What are some of your favorite books?
I can’t say favorites. It’s just too hard. Right now I’m reading a couple of westerns. I’m reading Lonesome Dove and Blood Meridian. I’m also looking at Fight Club, which I generally don’t like Chuck Palaniuk, but I’m interested in learning the mechanics of fiction and a writer pal told me I should read him. It’s the first paperback I’ve read in awhile — usually I read on a Nook device and so I’m really loving the dog ear and crinkly page turning part...
What do you like to do outside of the office?
I'm always going to be exploring art and deconstructing it to figure out how I can make my own work better, so it's always going to be around that. That's what drives me to unpack music, movies and even photography. I like taking photos, writing my food blog, and cooking.

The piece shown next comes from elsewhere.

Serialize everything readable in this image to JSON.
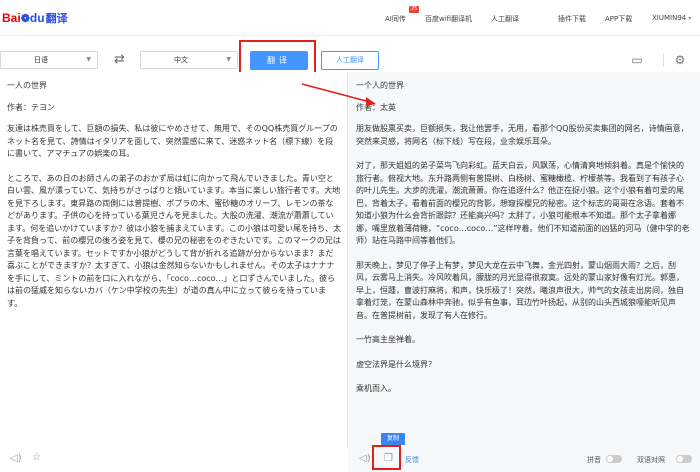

I recently got some cheap “point and shoot” film cameras from the 80’s and 90’s and so I’m currently falling back into love with photography, which had gotten stale to me in the digital medium.
Shooting film is a denial of the instant gratification you get when you shoot digital and there’s something that feels more important about it. I’m still taking dumb shots of a french fry or something on my phone… but that detritus is now separate from the moment I caught of my daughter noticing our dog for the first time. One will be deleted the next time I upgrade my phone, and one will live on, on real paper and I’ll hand it to her one day and say, “Here’s when you noticed your dog for the first time.” And of course that’s only true if I actually captured that moment — I won’t know until I send it off for development. There’s something at stake in that and it’s kinda refreshing. But in a way it makes that moment tangible, too. And since it’s not on the phone, it separates it and elevates it from so much drivel.
Tell us more about your interest in food.
I have a food blog at icamehereforthefood.com. I generally try to write on that once or twice a month. I have a couple of blogs and a newsletter. I generally consider them arenas for “practice.” The food blog especially so. I do review food there, but more interestingly to me is the sort of cultural critique element of it. I have found food, thanks to the influence of Anthony Bourdain (r.i.p.), as an avenue to think and write about anything in life. It’s an exercise in subversiveness. Also with an element of everyman curiosity. I recently wrote about Braum’s because Lubbock opened several new ones that have been attracting multitudes. What does that say about the state of things? Lol.
What is something not everyone knows about you?
- I play guitar. I brew beer and Kombucha.
- A book I ghost-wrote recently got picked up by an agent and published and the “author” has been on a few podcasts and radio shows for it.
- I rode a Greyhound bus to Wyoming a few years ago and went backpacking for eight days.
- I almost got my major in economics, which means I'm about eight credits away from not ever getting to know anyone at Primitive.
- I used to read my dad’s Tom Clancy and Michael Crichton books in like the 4th grade. I barely understood any of it, but I finished them and loved using the dictionary and context clues to try to gain understanding.
Who do you admire?
My wife – hard. Having a baby just really opens your eyes to the pure bossness women possess. And I’m not saying I never knew it before, but having a child peels back a whole new beautiful layer and It’s impossible to have seen that any other way. Just witnessing the patience and endurance and the tenderness; it’s superhuman.
What is your secret to success?
Am I successful? What is success?
This question assumes a lot, but...I just keep showing up.